The Pac-12 said it will consider playing sports after Jan. 1 if conditions improve. That would include an attempt to play the football season in the spring. The basketball season also won’t start on time in November.

The Pac-12’s announcement came not long after the Big Ten announced the cancellation of football and all fall sports.

The Pac-12 decision-makers were on the same page in terms of what is best for the schools after hearing the medical reports and studying the science.

“All of the Pac-12 presidents and chancellors understand the importance of this decision, and the disappointment it will create for our student-athletes, the coaches, support staff and all of our fans,” said Michael H. Schill, president of the University of Oregon. “Ultimately, our decision was guided by science and a deep commitment to the health and welfare of student-athletes. We certainly hope that the Pac-12 will be able to return to competition in the New Year.”

Scott noted that college sports operate differently from professional sports, and can’t be compared to a league like the NBA, which can isolate its players and coaches in a “bubble” environment.

“Unlike professional sports, college sports cannot operate in a bubble,” he said. “Our athletic programs are a part of broader campuses in communities where in many cases the prevalence of COVID-19 is significant. We will continue to monitor the situation and when conditions change we will be ready to explore all options to play the impacted sports in the new calendar year.”

The decision to postpone also comes just 11 days after the Pac-12 approved a 10-game conference-only schedule that was to begin on Sept. 26.

But Utah coach Kyle Whittingham always felt like that could change.

“We’ve known for some time that this was a possibility,” Whittingham said in a statement about the postponement. “However, it is still disappointing news for our program, our fans and especially for our student-athletes.

“We respect the guidance of the Pac-12 Medical Advisory Committee and the decision made today by the Pac-12 CEO Group, and we will continue to put our focus on our players’ academics and their development. Our number one priority is always the well-being of our players and their health and safety comes first.”

Stanford athletic director Bernard Muir said there are too many unknowns about potential long-term health implications, even for college-age people who are less prone to contract COVID-19.

“The logistical challenges of adhering to the current safety protocols and best practices when traveling and competing against others are still too great to overcome,” Muir said in a statement. “Today’s decision is disappointing for many people, but none more so than our student-athletes, who have worked so hard for so many years to reach this point in their athletics pursuits.
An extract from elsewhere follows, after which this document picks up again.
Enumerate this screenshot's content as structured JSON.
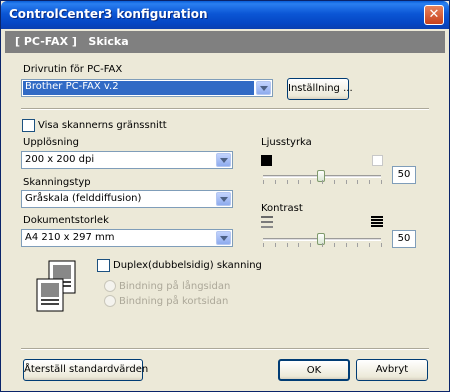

I remain hopeful that we will find a way to create an opportunity for them to compete safely in the winter or spring.”

Southern California athletic director Mike Bohn said the presentations made it clear to him that there was no way to move forward with a season.

“In listening to our Pac-12 Medical Advisory Committee present the latest data over the past few days, it became abundantly clear that, despite our gargantuan efforts locally and as a conference, there is too much uncertainty to move forward with athletics, practices and competitions at this time,” Bohn said in a statement.

Two other Football Bowl Subdivision conferences, the Mid-American and Mountain West, previously announced the postponement of football.

Independents Connecticut and Massachusetts as well as Old Dominion of Conference USA also won’t play football this fall.